There are some people who are perceived to be demon-like or to be possessed simply because their eyes are predominately black and they look almost liquefied. When you come across people with eyes like this it definitely makes you take a double look. Although all of the supernatural shows on television make us wonder about these people the truth is they may be suffering from a genetic condition that causes the eye to be underdeveloped.
Aniridia is a rare genetic eye condition that is an extreme form of Iris Hypoplasia (the underdevelopment of the iris or colored part of the eye). Aniridia runs in families, you’re born with it and it occurs in both eyes. The Greek meaning of Aniridia is “without iris”.
Aniridia is caused by the Pax6 gene. This gene is responsible for eye development and when it doesn’t function correctly the eye stops developing too early and this causes the baby to be born with underdeveloped eyes. Eyes that are affected by Aniridia look like the pupil is extremely large and the color of the eye can barely be seen. In rare cases the color of the eye (the iris) can’t be seen at all.

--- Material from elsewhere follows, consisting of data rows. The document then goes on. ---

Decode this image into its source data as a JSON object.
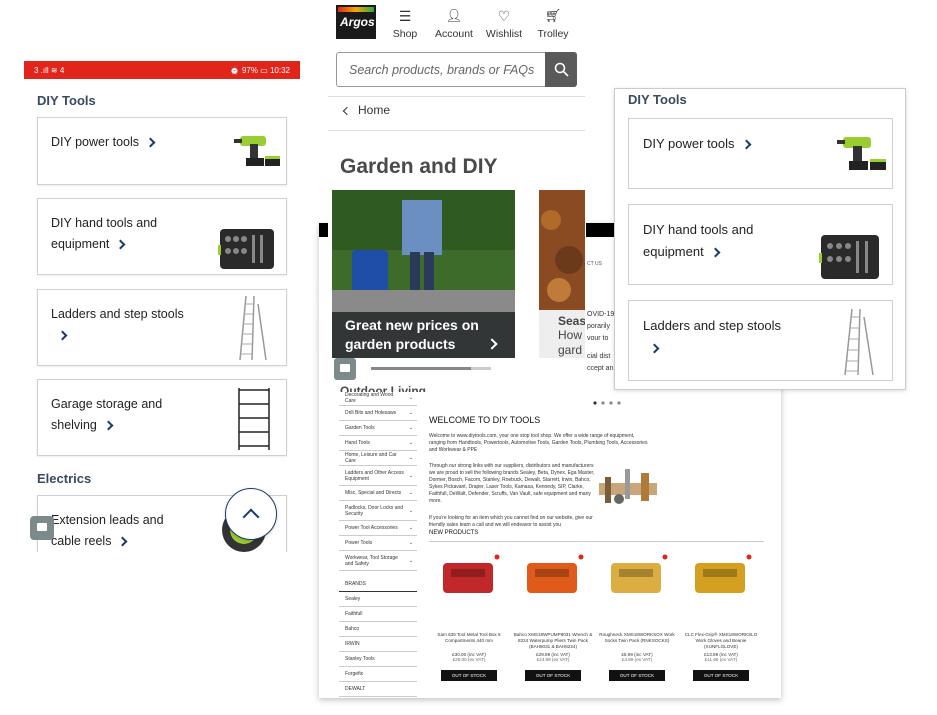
{
  "left": {
    "status_left": "3 .ıll ≋ 4",
    "status_right": "⏰ 97% ▭ 10:32",
    "section_diy": "DIY Tools",
    "section_electrics": "Electrics",
    "cards": [
      {
        "label": "DIY power tools"
      },
      {
        "label": "DIY hand tools and equipment"
      },
      {
        "label": "Ladders and step stools"
      },
      {
        "label": "Garage storage and shelving"
      },
      {
        "label": "Extension leads and cable reels"
      }
    ]
  },
  "argos": {
    "logo": "Argos",
    "nav": [
      "Shop",
      "Account",
      "Wishlist",
      "Trolley"
    ],
    "search_placeholder": "Search products, brands or FAQs",
    "breadcrumb": "Home",
    "page_title": "Garden and DIY",
    "promo1": "Great new prices on garden products",
    "promo2_title": "Seas",
    "promo2_sub": "How gard",
    "subheading": "Outdoor Living"
  },
  "diy_site": {
    "welcome": "WELCOME TO DIY TOOLS",
    "intro": "Welcome to www.diytools.com, your one stop tool shop. We offer a wide range of equipment, ranging from Handtools, Powertools, Automotive Tools, Garden Tools, Plumbing Tools, Accessories and Workwear & PPE",
    "brands_text": "Through our strong links with our suppliers, distributors and manufacturers we are proud to sell the following brands Sealey, Beta, Dynex, Ega Master, Dormer, Bosch, Facom, Stanley, Roebuck, Dewalt, Starrett, Irwin, Bahco, Sykes Pickavant, Draper, Laser Tools, Kamasa, Kennedy, SIP, Clarke, Faithfull, DeWalt, Defender, Scruffs, Van Vault, safe equipment and many more.",
    "contact_text": "If you're looking for an item which you cannot find on our website, give our friendly sales team a call and we will endeavor to assist you",
    "new_products": "NEW PRODUCTS",
    "covid_text": "OVID-19",
    "covid2": "porarily",
    "covid3": "vour to",
    "covid4": "cial dist",
    "covid5": "ccept an",
    "contact_us": "CT US",
    "menu": [
      "Decorating and Wood Care",
      "Drill Bits and Holesaws",
      "Garden Tools",
      "Hand Tools",
      "Home, Leisure and Car Care",
      "Ladders and Other Access Equipment",
      "Misc, Special and Directs",
      "Padlocks, Door Locks and Security",
      "Power Tool Accessories",
      "Power Tools",
      "Workwear, Tool Storage and Safety"
    ],
    "brands_heading": "BRANDS",
    "brands": [
      "Sealey",
      "Faithfull",
      "Bahco",
      "IRWIN",
      "Stanley Tools",
      "Forgefix",
      "DEWALT"
    ],
    "products": [
      {
        "name": "Sam 635 Tool Metal Tool Box 6 Compartments 440 mm",
        "price": "£30.00 (inc VAT)",
        "ex": "£25.00 (ex VAT)",
        "status": "OUT OF STOCK"
      },
      {
        "name": "Bahco XMS18WPUMP8031 Wrench & 8224 Waterpump Pliers Twin Pack (BAH8031 & BAH8224)",
        "price": "£29.99 (inc VAT)",
        "ex": "£24.99 (ex VAT)",
        "status": "OUT OF STOCK"
      },
      {
        "name": "Roughneck XMS18WORKSOX Work Socks Twin Pack (RNKSOCKS)",
        "price": "£5.99 (inc VAT)",
        "ex": "£4.99 (ex VAT)",
        "status": "OUT OF STOCK"
      },
      {
        "name": "CLC Flex-Grip® XMS18WORKSLO Work Gloves and Beanie (XUNFLGLOVE)",
        "price": "£13.99 (inc VAT)",
        "ex": "£11.66 (ex VAT)",
        "status": "OUT OF STOCK"
      }
    ]
  },
  "right": {
    "section": "DIY Tools",
    "cards": [
      {
        "label": "DIY power tools"
      },
      {
        "label": "DIY hand tools and equipment"
      },
      {
        "label": "Ladders and step stools"
      }
    ]
  },
  "colors": {
    "accent": "#e1251b",
    "navy": "#1a3a6e",
    "heading": "#3a4a5f"
  }
}
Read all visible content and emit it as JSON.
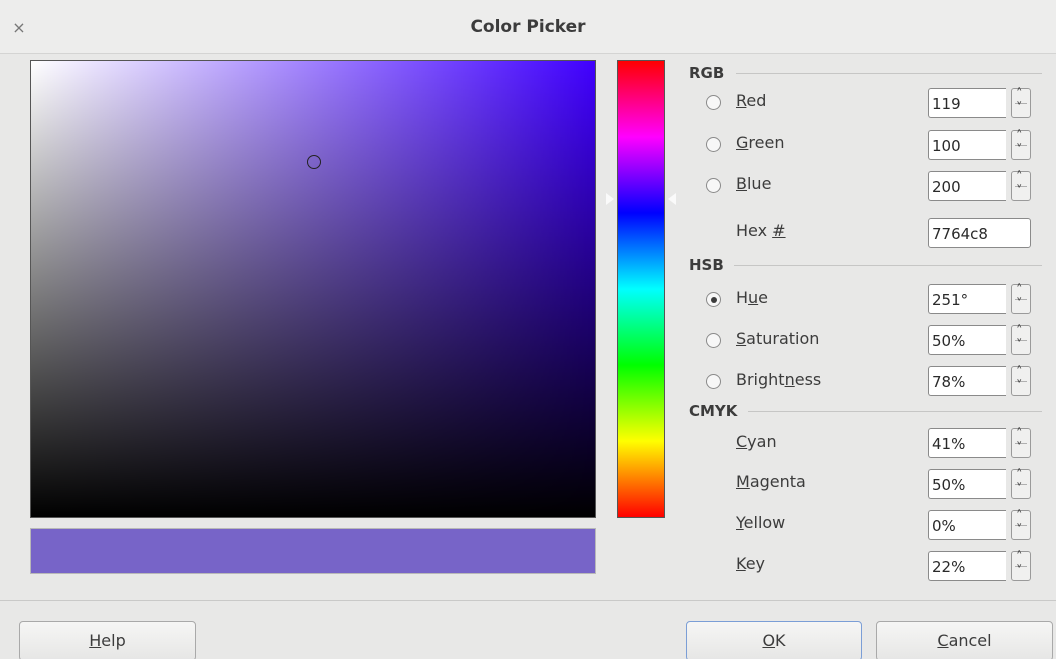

Aniridia can result in cataracts (cloudy lens), glaucoma (optic nerve damage caused by increased eye pressure), nystagmus (wobbly eyes), aniridic keratopathy (major cause of vision loss in those with Aniridia), amblyopia (loss of vision in a non-dominant eye), micro cornea (small cornea), strabismus (cross eyes), dysosmia (impaired sense of smell), dysnomia (difficulty recalling individual words even though the meaning of the word is fully understood), glucose intolerance (a precursor to diabetes that has no physical signs), tumor in the kidney and light sensitivity. Aniridia does not always cause vision loss, but it is possible.
Aniridia can also be a symptom of serious conditions such as WAGR or Gillespie syndrome.
WAGR is a very rare genetic syndrome. WAGR is an acronym that stands for the most common features of the disorder which are Wilm’s tumor, Aniridia, Genito-urinary anomalies and mental retardation. WAGR is also known as 11p depletion syndrome, chromosome 11p depletion syndrome, WAGR complex, Wilm’s tumor-Aniridia-Genitourinary Anomalies-Mental Retardation Syndrome and Wilm’s Tumor-Aniridia-Gonadoblatoma-Mental Retardation Syndrome.
Gillespie Syndrome is a rare syndrome that is present from birth and affects both males and females. It is characterized by partial or complete Aniridia, aplasia (defective development that results in the absence of all or part of an organ) that involves only the papillary zone of the iris and congenital nonprogressive bilateral partial cerebellar ataxia (lack of muscle coordination during voluntary movements) with hypotonia (decreased muscle tone).
Aniridia is very rare and only occurs in approximately 1 in every 50,000 births. There’s no treatment for Aniridia, but there are treatments that are available to help prevent the side-effects of the disorder.